Instructions to follow — Each record below is to be set down again precisely.

——

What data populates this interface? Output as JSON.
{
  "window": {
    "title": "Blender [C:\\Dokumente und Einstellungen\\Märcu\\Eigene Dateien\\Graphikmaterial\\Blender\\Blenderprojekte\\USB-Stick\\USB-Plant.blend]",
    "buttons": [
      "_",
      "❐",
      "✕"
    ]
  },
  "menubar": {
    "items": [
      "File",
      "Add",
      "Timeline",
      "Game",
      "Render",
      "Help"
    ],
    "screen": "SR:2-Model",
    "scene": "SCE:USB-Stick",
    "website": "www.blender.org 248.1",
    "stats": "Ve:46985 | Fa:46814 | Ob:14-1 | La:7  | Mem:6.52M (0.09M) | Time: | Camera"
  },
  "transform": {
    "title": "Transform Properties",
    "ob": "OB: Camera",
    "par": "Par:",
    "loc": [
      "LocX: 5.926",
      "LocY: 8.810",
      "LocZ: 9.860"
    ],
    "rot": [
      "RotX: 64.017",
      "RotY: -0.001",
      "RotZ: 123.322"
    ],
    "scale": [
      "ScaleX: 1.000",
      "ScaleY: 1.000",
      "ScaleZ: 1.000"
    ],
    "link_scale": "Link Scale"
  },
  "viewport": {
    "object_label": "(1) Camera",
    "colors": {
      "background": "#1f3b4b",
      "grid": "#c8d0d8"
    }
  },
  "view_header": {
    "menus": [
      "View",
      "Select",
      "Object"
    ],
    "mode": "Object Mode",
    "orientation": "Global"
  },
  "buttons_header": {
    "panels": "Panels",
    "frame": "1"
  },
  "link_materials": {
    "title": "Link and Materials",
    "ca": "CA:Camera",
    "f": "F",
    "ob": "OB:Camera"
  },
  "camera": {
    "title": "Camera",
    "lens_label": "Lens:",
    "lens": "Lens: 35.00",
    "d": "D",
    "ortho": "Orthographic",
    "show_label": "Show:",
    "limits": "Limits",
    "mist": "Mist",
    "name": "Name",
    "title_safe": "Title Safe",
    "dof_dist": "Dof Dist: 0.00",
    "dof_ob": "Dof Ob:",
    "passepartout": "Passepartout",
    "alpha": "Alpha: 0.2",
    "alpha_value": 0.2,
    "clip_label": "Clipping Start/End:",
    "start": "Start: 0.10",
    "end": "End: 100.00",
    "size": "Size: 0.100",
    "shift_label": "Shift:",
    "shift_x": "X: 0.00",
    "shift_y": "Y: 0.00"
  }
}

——

Response area —
What data populates this interface? Output as JSON.
{
  "window": {
    "title": "Blender [C:\\Dokumente und Einstellungen\\Märcu\\Eigene Dateien\\Graphikmaterial\\Blender\\Blenderprojekte\\USB-Stick\\USB-Plant.blend]",
    "buttons": [
      "_",
      "❐",
      "✕"
    ]
  },
  "menubar": {
    "items": [
      "File",
      "Add",
      "Timeline",
      "Game",
      "Render",
      "Help"
    ],
    "screen": "SR:2-Model",
    "scene": "SCE:USB-Stick",
    "website": "www.blender.org 248.1",
    "stats": "Ve:46985 | Fa:46814 | Ob:14-1 | La:7  | Mem:6.52M (0.09M) | Time: | Camera"
  },
  "transform": {
    "title": "Transform Properties",
    "ob": "OB: Camera",
    "par": "Par:",
    "loc": [
      "LocX: 5.926",
      "LocY: 8.810",
      "LocZ: 9.860"
    ],
    "rot": [
      "RotX: 64.017",
      "RotY: -0.001",
      "RotZ: 123.322"
    ],
    "scale": [
      "ScaleX: 1.000",
      "ScaleY: 1.000",
      "ScaleZ: 1.000"
    ],
    "link_scale": "Link Scale"
  },
  "viewport": {
    "object_label": "(1) Camera",
    "colors": {
      "background": "#1f3b4b",
      "grid": "#c8d0d8"
    }
  },
  "view_header": {
    "menus": [
      "View",
      "Select",
      "Object"
    ],
    "mode": "Object Mode",
    "orientation": "Global"
  },
  "buttons_header": {
    "panels": "Panels",
    "frame": "1"
  },
  "link_materials": {
    "title": "Link and Materials",
    "ca": "CA:Camera",
    "f": "F",
    "ob": "OB:Camera"
  },
  "camera": {
    "title": "Camera",
    "lens_label": "Lens:",
    "lens": "Lens: 35.00",
    "d": "D",
    "ortho": "Orthographic",
    "show_label": "Show:",
    "limits": "Limits",
    "mist": "Mist",
    "name": "Name",
    "title_safe": "Title Safe",
    "dof_dist": "Dof Dist: 0.00",
    "dof_ob": "Dof Ob:",
    "passepartout": "Passepartout",
    "alpha": "Alpha: 0.2",
    "alpha_value": 0.2,
    "clip_label": "Clipping Start/End:",
    "start": "Start: 0.10",
    "end": "End: 100.00",
    "size": "Size: 0.100",
    "shift_label": "Shift:",
    "shift_x": "X: 0.00",
    "shift_y": "Y: 0.00"
  }
}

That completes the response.